Managing Resources in the Global Commons
Ostrom, Elinor, Journal of Business Administration and Policy Analysis
This paper addresses a series of fundamental issues relating to the governance of common-pool resources at multiple scales. Perhaps the most important question is whether the "tragedy of the commons," as first articulated in Hardin's 1968 Science article, is inevitable. For many policy analysts the answer to that question is usually "no." Avoiding the tragedy, however, is contingent on "their" policy prescription being adopted. The range of preferred approaches includes government ownership or private property. Some scholars will recommend community property. In the main, simple solutions are posed for complex problems. "One best way" is proposed by many analysts to a wide variety of problems.
Ecological diversity is something that many of us feel strongly should be protected. There is considerable interest in preserving biodiversity as one form of global commons. On the other hand, a frequent way of maintaining ecological diversity has been to reduce or eliminate institutional diversity at a variety of scales including indigenous local institutions as well as institutions at other scales. I would argue that we need as serious attention to the problem of understanding institutional diversity as we do understanding ecological diversity. We need to build on that understanding rather than presume that there is a single, best way.
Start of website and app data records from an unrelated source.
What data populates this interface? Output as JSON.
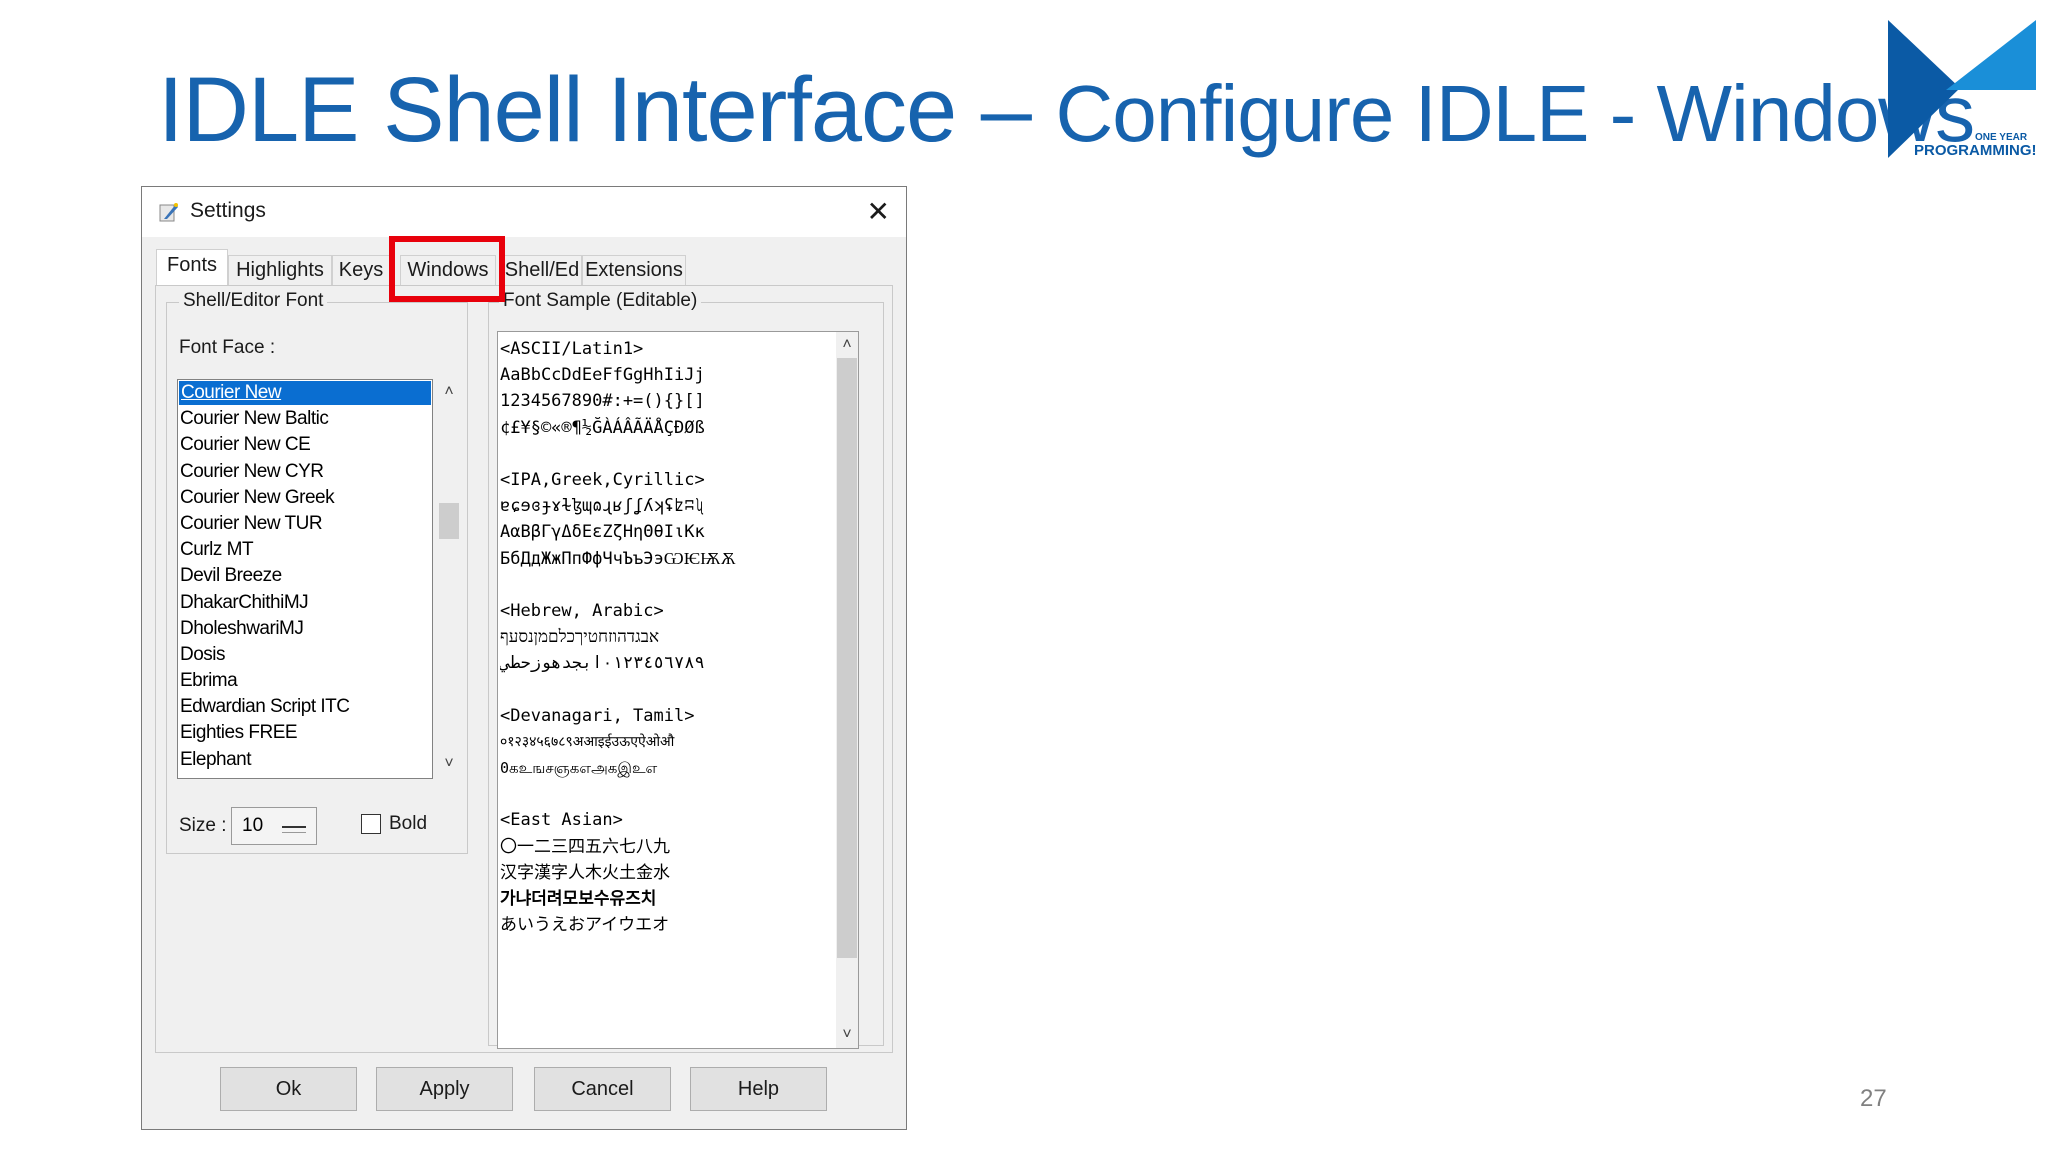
{
  "slide": {
    "title_part1": "IDLE Shell  Interface – ",
    "title_part2": "Configure IDLE - Windows",
    "page_number": "27",
    "logo": {
      "line1": "ONE YEAR",
      "line2": "PROGRAMMING",
      "mark": "!",
      "icon": "bowtie-logo-icon",
      "colors": {
        "dark": "#0b5aa5",
        "light": "#1a8fd8"
      }
    }
  },
  "window": {
    "title": "Settings",
    "icon": "python-feather-icon",
    "close_glyph": "✕",
    "tabs": [
      {
        "label": "Fonts",
        "active": true
      },
      {
        "label": "Highlights"
      },
      {
        "label": "Keys"
      },
      {
        "label": "Windows",
        "highlighted": true
      },
      {
        "label": "Shell/Ed"
      },
      {
        "label": "Extensions"
      }
    ],
    "highlight_color": "#e8000b",
    "font_group": {
      "label": "Shell/Editor Font",
      "font_face_label": "Font Face :",
      "fonts": [
        "Courier New",
        "Courier New Baltic",
        "Courier New CE",
        "Courier New CYR",
        "Courier New Greek",
        "Courier New TUR",
        "Curlz MT",
        "Devil Breeze",
        "DhakarChithiMJ",
        "DholeshwariMJ",
        "Dosis",
        "Ebrima",
        "Edwardian Script ITC",
        "Eighties FREE",
        "Elephant"
      ],
      "selected_font": "Courier New",
      "size_label": "Size :",
      "size_value": "10",
      "bold_label": "Bold",
      "bold_checked": false
    },
    "sample": {
      "label": "Font Sample (Editable)",
      "lines": [
        "<ASCII/Latin1>",
        "AaBbCcDdEeFfGgHhIiJj",
        "1234567890#:+=(){}[]",
        "¢£¥§©«®¶½ĞÀÁÂÃÄÅÇÐØß",
        "",
        "<IPA,Greek,Cyrillic>",
        "ɐɕɘɞɟɤɫɮɰɷɻʁʃʆʎʞʢʫʭʯ",
        "ΑαΒβΓγΔδΕεΖζΗηΘθΙιΚκ",
        "БбДдЖжПпФфЧчЪъЭэѠѤѬѪ",
        "",
        "<Hebrew, Arabic>",
        "אבגדהוזחטיךכלםמןנסעף",
        "٠١٢٣٤٥٦٧٨٩ابجدهوزحطي",
        "",
        "<Devanagari, Tamil>",
        "०१२३४५६७८९अआइईउऊएऐओऔ",
        "0கஉஙசஞகஎஅகஇஉஎ",
        "",
        "<East Asian>",
        "〇一二三四五六七八九",
        "汉字漢字人木火土金水",
        "가냐더려모보수유즈치",
        "あいうえおアイウエオ"
      ]
    },
    "buttons": {
      "ok": "Ok",
      "apply": "Apply",
      "cancel": "Cancel",
      "help": "Help"
    },
    "scroll_arrows": {
      "up": "˄",
      "down": "˅"
    }
  }
}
At the current time, a large gap exists between policy recommendations about the commons and findings from empirical research. Underlying contemporary policy recommendations are three basic assumptions. One of the basic assumptions has to do with individuals using resources, e.g., fishermen, grazers, irrigators, farmers, users of the radio spectrum, and those of us who send smoke into the air, etc. All of these users are appropriating from a resource. We will use the term "appropriator" as the general, technical term for users or harvesters.
A common assumption is that appropriators are trapped in tragic overuse of most resources. Thus, whatever the solutions to overuse are, they must come from the outside. This perception is based on a series of assumptions. This first one emerges from training in economics--which offers a narrow model of the individual that is useful for many purposes. When it is applied as a general theory, however, it leads to a presumption that all appropriators are norm-free, short-term maximizers of selfish gains. In the same policy analyses, government officials are assumed to be people who maximize the public interest. Do public officials have different genes? How come individuals are narrow and selfish and government officials seek out the public interest? We need to reflect on how we arrived at these two disparate assumptions.
Secondly, there is a shared belief that it is feasible to design optimal rules by modelling and analysis. Models are useful, but it is unlikely, if not impossible, that one can get to optimality for a complex system through modelling. The third assumption that is frequently made is that to be organized you have to have a central direction. Unless the policy analysis finds a single central authority, an assumption that organization is lacking is made.
These three basic assumptions underlie a good deal of our current policy thinking. I will argue that all three are incorrect. All three are a poor foundation for public policy. The management and governance of the commons at multiple scales is a cogent example of how these assumptions are in error.
What are Common-Pool Resources?
Common-pool resources generate limited amounts of resource units that can be fish, mushrooms, timber, water. A variety of resources exist that have a finite stock at any particular time. One person's use subtracts from the corpus or stock. Thus subtractibility is a core concept in defining a common-pool resource. Secondly, it is difficult to exclude individuals who might benefit from using common-pool resources. …